> EXERCISE INPUT:
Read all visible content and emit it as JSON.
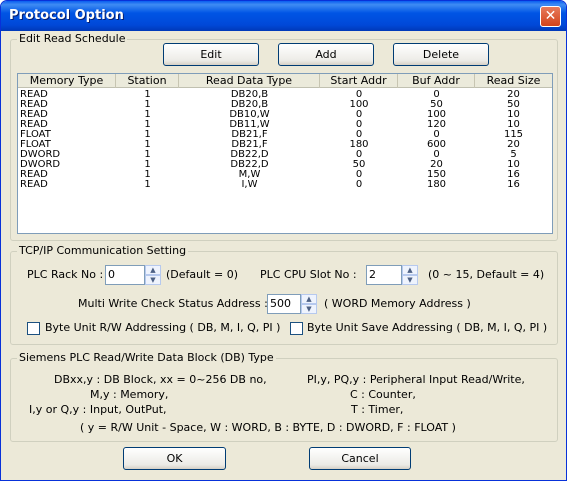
{
  "window": {
    "title": "Protocol Option"
  },
  "schedule": {
    "group_label": "Edit Read Schedule",
    "edit_label": "Edit",
    "add_label": "Add",
    "delete_label": "Delete",
    "columns": [
      "Memory Type",
      "Station",
      "Read Data Type",
      "Start Addr",
      "Buf Addr",
      "Read Size"
    ],
    "rows": [
      [
        "READ",
        "1",
        "DB20,B",
        "0",
        "0",
        "20"
      ],
      [
        "READ",
        "1",
        "DB20,B",
        "100",
        "50",
        "50"
      ],
      [
        "READ",
        "1",
        "DB10,W",
        "0",
        "100",
        "10"
      ],
      [
        "READ",
        "1",
        "DB11,W",
        "0",
        "120",
        "10"
      ],
      [
        "FLOAT",
        "1",
        "DB21,F",
        "0",
        "0",
        "115"
      ],
      [
        "FLOAT",
        "1",
        "DB21,F",
        "180",
        "600",
        "20"
      ],
      [
        "DWORD",
        "1",
        "DB22,D",
        "0",
        "0",
        "5"
      ],
      [
        "DWORD",
        "1",
        "DB22,D",
        "50",
        "20",
        "10"
      ],
      [
        "READ",
        "1",
        "M,W",
        "0",
        "150",
        "16"
      ],
      [
        "READ",
        "1",
        "I,W",
        "0",
        "180",
        "16"
      ]
    ]
  },
  "tcp": {
    "group_label": "TCP/IP Communication Setting",
    "rack_label": "PLC Rack No :",
    "rack_value": "0",
    "rack_hint": "(Default = 0)",
    "slot_label": "PLC CPU Slot No :",
    "slot_value": "2",
    "slot_hint": "(0 ~ 15, Default = 4)",
    "multi_label": "Multi Write Check Status Address :",
    "multi_value": "500",
    "multi_hint": "( WORD Memory Address )",
    "byte_rw_label": "Byte Unit R/W Addressing ( DB, M, I, Q, PI )",
    "byte_save_label": "Byte Unit Save Addressing ( DB, M, I, Q, PI )",
    "byte_rw_checked": false,
    "byte_save_checked": false
  },
  "siemens": {
    "group_label": "Siemens PLC Read/Write Data Block (DB) Type",
    "left_lines": [
      "DBxx,y : DB Block,  xx = 0~256 DB no,",
      "M,y : Memory,",
      "I,y or Q,y : Input, OutPut,"
    ],
    "right_lines": [
      "PI,y, PQ,y : Peripheral Input Read/Write,",
      "C : Counter,",
      "T : Timer,"
    ],
    "footer": "( y = R/W Unit - Space, W : WORD, B : BYTE, D : DWORD, F : FLOAT )"
  },
  "footer": {
    "ok_label": "OK",
    "cancel_label": "Cancel"
  },
  "colors": {
    "titlebar": "#0055E5",
    "dialog_bg": "#ECE9D8",
    "close_button": "#D3431C"
  }
}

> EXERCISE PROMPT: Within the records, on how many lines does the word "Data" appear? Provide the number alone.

> EXERCISE OUTPUT: 2